January 22, 2021
Beacon Employment Report | California
Presented by Beacon Economics
Copyright © Beacon Economics LLC
California’s labor market recovery stumbled in December with all of the state’s major metro regions experiencing job declines in the latest numbers. Those declines were led by Southern California.
Los Angeles (MD) saw the largest decrease, where payrolls fell by 33,400 positions during the month. Orange County (-7,800), San Diego (-3,500), Ventura (-2,700), and the Inland Empire (-2,200) also saw payrolls drop during the month. Over the past year, El Centro (-9.4%) has experienced the steepest job losses in the region, measured by percentage decrease, followed by Los Angeles (MD) (-9.1%), Orange County (-8.5%), Ventura (-8.2%), the Inland Empire (-7.2%), and San Diego (-6.9%).
In the San Francisco Bay Area, San Jose experienced the largest decrease, with payrolls falling by 7,800 positions in December. San Francisco (MD) (-6,700), San Rafael (MD) (-1,400), and Santa Rosa (-1,100) also saw payrolls decline during the month.

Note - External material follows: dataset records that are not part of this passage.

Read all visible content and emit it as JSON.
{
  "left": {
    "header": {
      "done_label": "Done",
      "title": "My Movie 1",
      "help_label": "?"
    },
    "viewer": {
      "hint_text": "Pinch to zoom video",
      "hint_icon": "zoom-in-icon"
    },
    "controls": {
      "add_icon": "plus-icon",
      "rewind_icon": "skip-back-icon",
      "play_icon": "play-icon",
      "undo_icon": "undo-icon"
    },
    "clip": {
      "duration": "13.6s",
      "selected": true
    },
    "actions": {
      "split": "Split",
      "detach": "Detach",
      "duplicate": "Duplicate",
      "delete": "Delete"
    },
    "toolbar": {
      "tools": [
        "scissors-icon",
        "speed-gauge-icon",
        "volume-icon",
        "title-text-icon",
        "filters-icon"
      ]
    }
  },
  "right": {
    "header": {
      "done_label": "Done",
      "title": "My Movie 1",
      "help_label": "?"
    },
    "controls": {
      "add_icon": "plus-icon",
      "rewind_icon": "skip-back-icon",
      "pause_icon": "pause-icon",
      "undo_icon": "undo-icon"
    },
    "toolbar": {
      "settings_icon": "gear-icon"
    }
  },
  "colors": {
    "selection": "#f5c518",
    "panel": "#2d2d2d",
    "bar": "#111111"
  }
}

From a year-over-year perspective, the San Francisco (MD) (-9.9%) has had the steepest declines in the Bay Area, followed by the East Bay (-9.6%), San Rafael (MD) (-9.5%), Santa Rosa (-9.2%), Vallejo (-8.8%), Napa (-8.0%), and San Jose (-6.9%).
In the Central Valley, Fresno and Visalia experienced the largest monthly decline in payrolls, with payrolls declining by 1,800 positions in each metro in December. Payrolls in Stockton (-700) and Modesto (-700) declined as well. Over the last year, Yuba (-14.5%) had the steepest declines, followed by Chico (-10.5%), Modesto (-8.7%), Bakersfield (-8.1%), Hanford (-7.2%), Merced (-7.0%), and Stockton (-6.9%).
On California’s Central Coast, San Luis Obispo added the largest number of jobs, with payrolls increasing by 2,200 during the month. In contrast, payrolls in Santa Barbara (-300), Santa Cruz (-200), and Salinas (-200) declined during the month. From a year-over-year perspective, Santa Cruz (-13.0%) shed positions at the fastest rate, followed by San Luis Obispo (-11.6%), Salinas (-10.3%), and Santa Barbara (-7.5%).